  • Mid90s



    I'll go to bat for Jonah Hill as an actor, but Rick Linklater he's not. He's assembled a pretty good cast and the skateboarding montages are nice but the clumsy pacing reveals someone with more enthusiasm than talent for this sort of thing.

  • The Silence of the Lambs

    The Silence of the Lambs


    Last tried watching this in a dorm room 20+ years ago at 3:00 AM, falling asleep ten minutes in (duh), so it's great to finally see this on a big screen ALL THE WAY THROUGH (turns out I remember the last twenty minutes, but little before it.) Foster and Hopkins are both career-best, but credit Demme for rendering this more profound than your average horror procedural; even better, it still totally works as an entertaining and smart horror procedural.

  • Shoplifters



    Naming a favorite film by Japanese director Hirokazu Kore-eda is like doing the same for his closest progenitor, Yasujiro Ozu--nearly impossible, given their tendencies to revisit and refine themes of domesticity and humanism while maintaining a higher-than-average consistency. SHOPLIFTERS may have finally won Kore-eda the Palme d'Or at Cannes this year, but I could name at least three earlier titles of his equally deserving of the prize.

    This film hues most closely to one of those three, NOBODY KNOWS in…

  • Cold War

    Cold War


    Pawel Pawlikowski's follow-up to IDA is cut from the same fine-polished glass: set in post-war Poland and shot in 1:33 black-and-white by cinematographer Łukasz Żal, it spans a fifteen-year period (leading up to roughly the time of the previous film) over which jazz musician Wiktor (Tomasz Kot) and younger singer Zula (Joanna Kulig) have an on-again, off-again love affair. They first meet in a sanctioned troupe meant to spotlight traditional Polish song and dance. Wiktor, disillusioned as the Communist government…

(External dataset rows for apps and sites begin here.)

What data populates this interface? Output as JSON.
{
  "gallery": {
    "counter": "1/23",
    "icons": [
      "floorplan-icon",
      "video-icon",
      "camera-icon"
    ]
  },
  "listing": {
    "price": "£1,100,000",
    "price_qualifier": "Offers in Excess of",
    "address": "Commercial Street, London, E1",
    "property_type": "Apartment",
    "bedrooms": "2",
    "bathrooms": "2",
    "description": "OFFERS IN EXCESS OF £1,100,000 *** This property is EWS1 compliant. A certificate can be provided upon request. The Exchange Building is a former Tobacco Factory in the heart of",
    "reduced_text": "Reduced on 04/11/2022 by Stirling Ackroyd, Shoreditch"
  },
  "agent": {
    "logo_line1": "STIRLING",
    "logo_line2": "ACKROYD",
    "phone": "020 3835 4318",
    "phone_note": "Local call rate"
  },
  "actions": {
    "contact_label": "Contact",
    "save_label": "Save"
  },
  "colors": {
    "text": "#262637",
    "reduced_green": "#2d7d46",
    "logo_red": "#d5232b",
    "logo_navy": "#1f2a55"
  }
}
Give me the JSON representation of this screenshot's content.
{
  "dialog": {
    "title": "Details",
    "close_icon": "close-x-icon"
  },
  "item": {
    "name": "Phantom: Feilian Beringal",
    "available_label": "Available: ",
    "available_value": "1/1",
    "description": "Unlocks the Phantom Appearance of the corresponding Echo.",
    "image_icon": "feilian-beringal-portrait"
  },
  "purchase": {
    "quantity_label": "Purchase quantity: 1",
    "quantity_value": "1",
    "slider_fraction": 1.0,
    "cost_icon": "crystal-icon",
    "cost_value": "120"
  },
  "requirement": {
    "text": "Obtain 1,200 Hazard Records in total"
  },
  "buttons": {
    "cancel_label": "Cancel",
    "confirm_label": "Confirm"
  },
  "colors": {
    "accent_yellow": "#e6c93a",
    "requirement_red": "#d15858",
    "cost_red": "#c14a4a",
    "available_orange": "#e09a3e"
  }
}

  • Beautiful Boy

    Beautiful Boy


    Another great performance from Chalamet (CALL BE BY YOUR NAME was definitely no fluke) and a good one from Carell (despite what I said about him being better suited to comedic roles a la BATTLE OF THE SEXES). Along with the perpetually underrated Maura Tierney, they elevate the material in a way Close's impressive work couldn't quite save THE WIFE. In this case, the problem's less the material than some heavy-handed direction from Felix van Groeningen (THE BROKEN CIRCLE BREAKDOWN.)…

  • Shaun of the Dead

    Shaun of the Dead


    A romp in every sense of the word. Bonus points for sneaking "They're coming to get you, Barbara!" in there.

  • A Star Is Born

    A Star Is Born


    As modern Hollywood musicals go, *slightly* better than LA LA LAND, and much better than any umpteenth remake of this hoary old tale has a right to be. If Cooper finally wins his acting Oscar for this, I won't be disappointed. Questionable camp value aside, I can imagine choosing to watch this again long before BURLESQUE or MAMMA MIA!